» **Action item**
An exact repetition of the data below, without images, is the expected answer.

» **Stored dataset items**
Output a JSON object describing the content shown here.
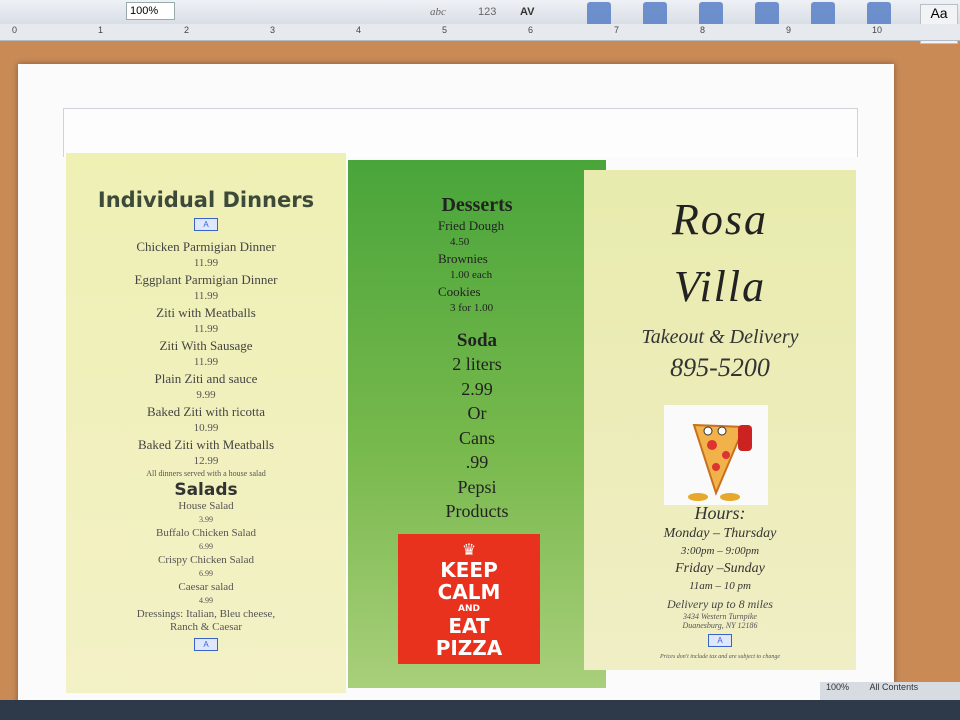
{
  "ribbon": {
    "zoom_value": "100%",
    "tools": [
      {
        "label": "Text Box",
        "icon": "text-box-icon"
      },
      {
        "label": "WordArt",
        "icon": "wordart-icon"
      },
      {
        "label": "Shape",
        "icon": "shape-icon"
      },
      {
        "label": "Picture",
        "icon": "picture-icon"
      },
      {
        "label": "Reorder",
        "icon": "reorder-icon"
      },
      {
        "label": "Group",
        "icon": "group-icon"
      }
    ],
    "theme_label": "Aa"
  },
  "ruler": {
    "ticks": [
      "0",
      "1",
      "2",
      "3",
      "4",
      "5",
      "6",
      "7",
      "8",
      "9",
      "10"
    ]
  },
  "left_panel": {
    "heading": "Individual Dinners",
    "dinners": [
      {
        "name": "Chicken Parmigian Dinner",
        "price": "11.99"
      },
      {
        "name": "Eggplant Parmigian Dinner",
        "price": "11.99"
      },
      {
        "name": "Ziti with Meatballs",
        "price": "11.99"
      },
      {
        "name": "Ziti With Sausage",
        "price": "11.99"
      },
      {
        "name": "Plain Ziti and sauce",
        "price": "9.99"
      },
      {
        "name": "Baked Ziti with ricotta",
        "price": "10.99"
      },
      {
        "name": "Baked Ziti with Meatballs",
        "price": "12.99"
      }
    ],
    "dinner_note": "All dinners served with a house salad",
    "salads_heading": "Salads",
    "salads": [
      {
        "name": "House Salad",
        "price": "3.99"
      },
      {
        "name": "Buffalo Chicken Salad",
        "price": "6.99"
      },
      {
        "name": "Crispy Chicken Salad",
        "price": "6.99"
      },
      {
        "name": "Caesar salad",
        "price": "4.99"
      }
    ],
    "dressings_line1": "Dressings: Italian, Bleu cheese,",
    "dressings_line2": "Ranch & Caesar"
  },
  "middle_panel": {
    "desserts_heading": "Desserts",
    "desserts": [
      {
        "name": "Fried Dough",
        "price": "4.50"
      },
      {
        "name": "Brownies",
        "price": "1.00 each"
      },
      {
        "name": "Cookies",
        "price": "3 for 1.00"
      }
    ],
    "soda_heading": "Soda",
    "soda_lines": [
      "2 liters",
      "2.99",
      "Or",
      "Cans",
      ".99",
      "Pepsi",
      "Products"
    ],
    "sign": {
      "line1": "KEEP",
      "line2": "CALM",
      "line3": "AND",
      "line4": "EAT",
      "line5": "PIZZA"
    }
  },
  "right_panel": {
    "name_line1": "Rosa",
    "name_line2": "Villa",
    "tagline": "Takeout & Delivery",
    "phone": "895-5200",
    "hours_heading": "Hours:",
    "hours_lines": [
      "Monday – Thursday",
      "3:00pm – 9:00pm",
      "Friday –Sunday",
      "11am – 10 pm"
    ],
    "delivery": "Delivery up to 8 miles",
    "address1": "3434 Western Turnpike",
    "address2": "Duanesburg, NY 12186",
    "footnote": "Prices don't include tax and are subject to change"
  },
  "status": {
    "zoom": "100%",
    "right_text": "All Contents"
  },
  "colors": {
    "keep_sign": "#e8321e",
    "mid_panel": "#5fae43",
    "side_panel": "#eef0b4"
  }
}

» **The completed task**
Output a JSON object describing the content shown here.
{
  "ribbon": {
    "zoom_value": "100%",
    "tools": [
      {
        "label": "Text Box",
        "icon": "text-box-icon"
      },
      {
        "label": "WordArt",
        "icon": "wordart-icon"
      },
      {
        "label": "Shape",
        "icon": "shape-icon"
      },
      {
        "label": "Picture",
        "icon": "picture-icon"
      },
      {
        "label": "Reorder",
        "icon": "reorder-icon"
      },
      {
        "label": "Group",
        "icon": "group-icon"
      }
    ],
    "theme_label": "Aa"
  },
  "ruler": {
    "ticks": [
      "0",
      "1",
      "2",
      "3",
      "4",
      "5",
      "6",
      "7",
      "8",
      "9",
      "10"
    ]
  },
  "left_panel": {
    "heading": "Individual Dinners",
    "dinners": [
      {
        "name": "Chicken Parmigian Dinner",
        "price": "11.99"
      },
      {
        "name": "Eggplant Parmigian Dinner",
        "price": "11.99"
      },
      {
        "name": "Ziti with Meatballs",
        "price": "11.99"
      },
      {
        "name": "Ziti With Sausage",
        "price": "11.99"
      },
      {
        "name": "Plain Ziti and sauce",
        "price": "9.99"
      },
      {
        "name": "Baked Ziti with ricotta",
        "price": "10.99"
      },
      {
        "name": "Baked Ziti with Meatballs",
        "price": "12.99"
      }
    ],
    "dinner_note": "All dinners served with a house salad",
    "salads_heading": "Salads",
    "salads": [
      {
        "name": "House Salad",
        "price": "3.99"
      },
      {
        "name": "Buffalo Chicken Salad",
        "price": "6.99"
      },
      {
        "name": "Crispy Chicken Salad",
        "price": "6.99"
      },
      {
        "name": "Caesar salad",
        "price": "4.99"
      }
    ],
    "dressings_line1": "Dressings: Italian, Bleu cheese,",
    "dressings_line2": "Ranch & Caesar"
  },
  "middle_panel": {
    "desserts_heading": "Desserts",
    "desserts": [
      {
        "name": "Fried Dough",
        "price": "4.50"
      },
      {
        "name": "Brownies",
        "price": "1.00 each"
      },
      {
        "name": "Cookies",
        "price": "3 for 1.00"
      }
    ],
    "soda_heading": "Soda",
    "soda_lines": [
      "2 liters",
      "2.99",
      "Or",
      "Cans",
      ".99",
      "Pepsi",
      "Products"
    ],
    "sign": {
      "line1": "KEEP",
      "line2": "CALM",
      "line3": "AND",
      "line4": "EAT",
      "line5": "PIZZA"
    }
  },
  "right_panel": {
    "name_line1": "Rosa",
    "name_line2": "Villa",
    "tagline": "Takeout & Delivery",
    "phone": "895-5200",
    "hours_heading": "Hours:",
    "hours_lines": [
      "Monday – Thursday",
      "3:00pm – 9:00pm",
      "Friday –Sunday",
      "11am – 10 pm"
    ],
    "delivery": "Delivery up to 8 miles",
    "address1": "3434 Western Turnpike",
    "address2": "Duanesburg, NY 12186",
    "footnote": "Prices don't include tax and are subject to change"
  },
  "status": {
    "zoom": "100%",
    "right_text": "All Contents"
  },
  "colors": {
    "keep_sign": "#e8321e",
    "mid_panel": "#5fae43",
    "side_panel": "#eef0b4"
  }
}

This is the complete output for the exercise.